We have just launched Faithful Dissent: Loving Our Way Into a Brighter Tomorrow with Stanley Hauerwas and Ed Bacon For Individuals and For Groups. It was released as a Big Class from September 11-September 25, and its free period has ended, but you can still take it through your subscription, your church’s subscription, or through purchasing the course on its own. Take it on your own or with a group from your congregation.
This course covers faithful ways to engage dissent on several levels, both between people and groups within the church and between the church as a whole and the secular world when the values of one come in conflict with the values of the other.
The relationship between the church and the secular world has always been relevant to the church’s discussions about its mission. In each of the synoptic gospels, Jesus is asked whether the Jews should pay taxes, and he responds that we should give to the emperor what belongs to the emperor and to God what belongs to God. The idea that the church and state stand apart from one another was relevant to Christianity even before the Church had been established.
The relationship between the Church and the secular world has included lot of overlap for most of the Church’s history. Some of this overlap has involved the day-to-day lives of ordinary people. Harvest festivals have become intertwined with Christian religious festivals, for example, and Christian religious festivals have become secularized. Secular and religious governing bodies have overlapped as well. The Pope and the secular kings of Europe argued for centuries over who would have more power (and what kinds of power they would have) over both the states and the people. Some governments have required their citizens to practice Christianity. Other governments have claimed a free approach to religion, while at the same time promoting Christianity indirectly. Secular laws have been justified for religious reasons, and religious edicts have been enforced by secular governments.
The line between the world and the Church, in short, has been blurry for many centuries.
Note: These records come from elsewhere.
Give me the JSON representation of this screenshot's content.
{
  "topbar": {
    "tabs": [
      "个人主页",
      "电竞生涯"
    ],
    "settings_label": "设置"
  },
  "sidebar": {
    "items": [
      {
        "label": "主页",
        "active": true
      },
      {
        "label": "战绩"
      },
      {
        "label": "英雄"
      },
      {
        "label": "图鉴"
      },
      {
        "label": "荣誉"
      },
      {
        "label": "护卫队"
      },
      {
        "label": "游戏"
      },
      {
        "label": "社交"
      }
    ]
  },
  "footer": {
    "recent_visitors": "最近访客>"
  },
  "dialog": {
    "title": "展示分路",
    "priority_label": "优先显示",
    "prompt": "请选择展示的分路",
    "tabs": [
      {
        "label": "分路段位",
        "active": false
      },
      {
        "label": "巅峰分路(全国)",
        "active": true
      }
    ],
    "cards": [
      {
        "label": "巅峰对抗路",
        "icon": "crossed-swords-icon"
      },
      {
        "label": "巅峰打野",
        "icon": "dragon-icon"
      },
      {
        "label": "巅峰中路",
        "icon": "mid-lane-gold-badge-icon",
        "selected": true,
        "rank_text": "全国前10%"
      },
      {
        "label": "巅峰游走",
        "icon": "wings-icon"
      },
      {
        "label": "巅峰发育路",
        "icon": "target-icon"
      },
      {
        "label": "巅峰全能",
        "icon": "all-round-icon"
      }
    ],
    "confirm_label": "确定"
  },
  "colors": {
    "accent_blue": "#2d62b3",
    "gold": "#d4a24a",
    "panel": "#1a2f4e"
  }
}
In this course, Stanley Hauerwas and Ed Bacon explore the idea of the Church’s, by necessity, existing in a state of dissent from the world. They discuss the correct relationship between the Church and the world. Does the Christian faith require our being active participants in world events? Should we hold ourselves apart from them? How can we advocate for change in the corrupt systems of the world without to some extent becoming part of them? These are the questions that Stanley and Ed address.
They also discuss the role that dissent must play within the Church. It’s all very well to say that the Church must dissent from the world when the world’s values do not align with those of God — but how do we determine what God wants the church to do, as new ethical and moral challenges continue to emerge in our increasingly complex culture? Stanley argues that the Church makes those determinations through the very dissension that distresses us — that working through conflicting opinions through debates and arguments is how the Church has always determined the right way from the wrong. Ed, meanwhile, emphasizes the need for us to engage dissent (both with other Christians and with people outside the Church) in a healthy manner. He discusses ways to argue in a spirit of love with others — even with people who seem to hold values that are entirely alien to our own.
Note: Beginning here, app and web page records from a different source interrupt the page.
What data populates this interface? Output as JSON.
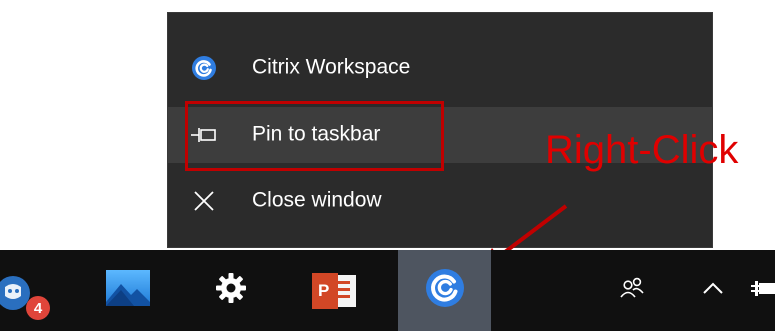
{
  "context_menu": {
    "items": [
      {
        "label": "Citrix Workspace",
        "icon": "citrix-workspace-icon"
      },
      {
        "label": "Pin to taskbar",
        "icon": "pin-icon"
      },
      {
        "label": "Close window",
        "icon": "close-icon"
      }
    ]
  },
  "annotation": {
    "text": "Right-Click",
    "color": "#e00000"
  },
  "taskbar": {
    "apps": [
      {
        "icon": "chat-app-icon",
        "badge": "4"
      },
      {
        "icon": "photos-icon"
      },
      {
        "icon": "settings-gear-icon"
      },
      {
        "icon": "powerpoint-icon"
      },
      {
        "icon": "citrix-workspace-icon",
        "active": true
      }
    ],
    "tray": [
      {
        "icon": "people-icon"
      },
      {
        "icon": "chevron-up-icon"
      },
      {
        "icon": "power-plug-icon"
      }
    ]
  },
  "colors": {
    "menu_bg": "#2b2b2b",
    "menu_hover": "#3d3d3d",
    "highlight": "#c00000",
    "taskbar_bg": "#101010",
    "taskbar_active": "#4e5560",
    "citrix_blue": "#3a86e8"
  }
}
Both of these instructors have much to offer in a conversation about faithful dissent. Stanley Hauerwas is the Gilbert T. Rowe Professor Emeritus of Divinity and Law at Duke University. A prominent American theologian, Stanley has written many books and articles in the course of his career. They include: A Community of Character: Toward a Constructive Christian Social Ethic, Resident Aliens: Life in the Christian Colony, and Hannah’s Child: A Theological Memoir. To learn more about Stanley’s work, check out the Stanley Hauerwas blog.
Ed Bacon is the author of numerous articles and the book 8 Habits of Love: Overcome Fear and Transform Your Life as well as a prominent public speaker. From 1995-2016,he was the rector of All Saints Episcopal Church in Pasedena, California where he led the church in faith-based social activism. Ed is nationally known as an advocate for justice and peace for all people, regardless of race, gender, or sexual orientation.
We hope that you will bring the ideas that you develop in this course into your daily lives as together, we try to build a better Church and a better world. For a preview of the course, click here.
1. Image of a denarius from the time of Jesus. (Jesus uses a denarius to illustrate his point about giving the government what belongs to the government; see Matthew 22:15-22.) Creative commons.
2. Henry VIII with Charles V and Pope Leon X. Anonymous painter, Circa 1520. Public domain.